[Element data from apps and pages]
- Opening Delimiter -

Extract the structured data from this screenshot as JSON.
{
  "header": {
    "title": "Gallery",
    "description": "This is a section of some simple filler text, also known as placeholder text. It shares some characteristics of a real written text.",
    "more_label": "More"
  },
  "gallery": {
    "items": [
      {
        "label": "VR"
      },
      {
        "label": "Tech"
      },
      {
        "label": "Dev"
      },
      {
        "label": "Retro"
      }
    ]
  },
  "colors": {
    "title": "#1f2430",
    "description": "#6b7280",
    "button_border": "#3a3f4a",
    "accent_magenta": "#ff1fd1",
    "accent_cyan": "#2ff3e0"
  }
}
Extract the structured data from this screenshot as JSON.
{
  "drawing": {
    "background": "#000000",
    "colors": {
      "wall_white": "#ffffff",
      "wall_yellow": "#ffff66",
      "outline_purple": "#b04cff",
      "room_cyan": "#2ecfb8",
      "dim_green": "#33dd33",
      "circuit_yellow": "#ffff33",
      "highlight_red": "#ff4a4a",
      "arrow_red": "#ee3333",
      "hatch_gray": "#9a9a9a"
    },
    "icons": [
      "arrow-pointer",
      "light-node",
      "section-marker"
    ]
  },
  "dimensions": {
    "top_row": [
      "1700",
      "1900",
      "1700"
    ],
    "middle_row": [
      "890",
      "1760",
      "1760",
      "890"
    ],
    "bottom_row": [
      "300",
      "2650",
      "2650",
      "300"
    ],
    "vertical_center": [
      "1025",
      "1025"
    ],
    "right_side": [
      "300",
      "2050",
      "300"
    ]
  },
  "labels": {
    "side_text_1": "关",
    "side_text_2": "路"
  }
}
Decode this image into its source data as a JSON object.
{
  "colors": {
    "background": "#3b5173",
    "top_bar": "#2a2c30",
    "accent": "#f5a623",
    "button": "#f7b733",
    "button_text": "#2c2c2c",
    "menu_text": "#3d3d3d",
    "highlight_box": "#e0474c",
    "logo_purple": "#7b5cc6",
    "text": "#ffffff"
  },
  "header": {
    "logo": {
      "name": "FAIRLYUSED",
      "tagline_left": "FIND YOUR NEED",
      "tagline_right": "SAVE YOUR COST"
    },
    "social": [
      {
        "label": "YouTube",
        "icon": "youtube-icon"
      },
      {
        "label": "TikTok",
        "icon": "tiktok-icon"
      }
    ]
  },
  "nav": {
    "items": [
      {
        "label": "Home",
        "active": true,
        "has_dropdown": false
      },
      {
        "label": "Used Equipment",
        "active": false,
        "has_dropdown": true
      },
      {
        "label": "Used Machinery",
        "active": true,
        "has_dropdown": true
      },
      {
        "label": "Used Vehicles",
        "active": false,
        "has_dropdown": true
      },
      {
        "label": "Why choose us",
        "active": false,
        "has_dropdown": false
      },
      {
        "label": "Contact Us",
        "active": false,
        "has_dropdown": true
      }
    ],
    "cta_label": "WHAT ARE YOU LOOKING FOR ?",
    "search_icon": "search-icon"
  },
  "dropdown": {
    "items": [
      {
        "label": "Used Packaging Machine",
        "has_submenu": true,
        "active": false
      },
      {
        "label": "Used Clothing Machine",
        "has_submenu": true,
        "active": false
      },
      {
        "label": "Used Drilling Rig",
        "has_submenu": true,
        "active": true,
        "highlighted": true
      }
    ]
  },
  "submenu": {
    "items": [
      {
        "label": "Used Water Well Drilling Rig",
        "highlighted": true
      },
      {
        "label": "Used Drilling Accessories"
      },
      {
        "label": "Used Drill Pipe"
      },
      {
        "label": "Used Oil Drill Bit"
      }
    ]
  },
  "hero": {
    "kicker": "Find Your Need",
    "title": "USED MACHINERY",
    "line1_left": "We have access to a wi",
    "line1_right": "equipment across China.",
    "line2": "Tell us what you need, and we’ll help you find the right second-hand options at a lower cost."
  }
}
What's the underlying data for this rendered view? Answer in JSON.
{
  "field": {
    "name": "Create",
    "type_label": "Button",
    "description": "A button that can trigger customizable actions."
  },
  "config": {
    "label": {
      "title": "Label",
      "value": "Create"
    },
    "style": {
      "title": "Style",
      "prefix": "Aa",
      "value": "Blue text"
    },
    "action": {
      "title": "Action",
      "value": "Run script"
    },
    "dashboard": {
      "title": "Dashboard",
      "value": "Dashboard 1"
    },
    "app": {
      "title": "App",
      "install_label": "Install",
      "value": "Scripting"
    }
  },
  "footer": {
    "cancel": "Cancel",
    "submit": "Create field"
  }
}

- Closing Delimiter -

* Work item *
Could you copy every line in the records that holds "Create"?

* Answer to the problem *
    "name": "Create",
      "value": "Create"
    "submit": "Create field"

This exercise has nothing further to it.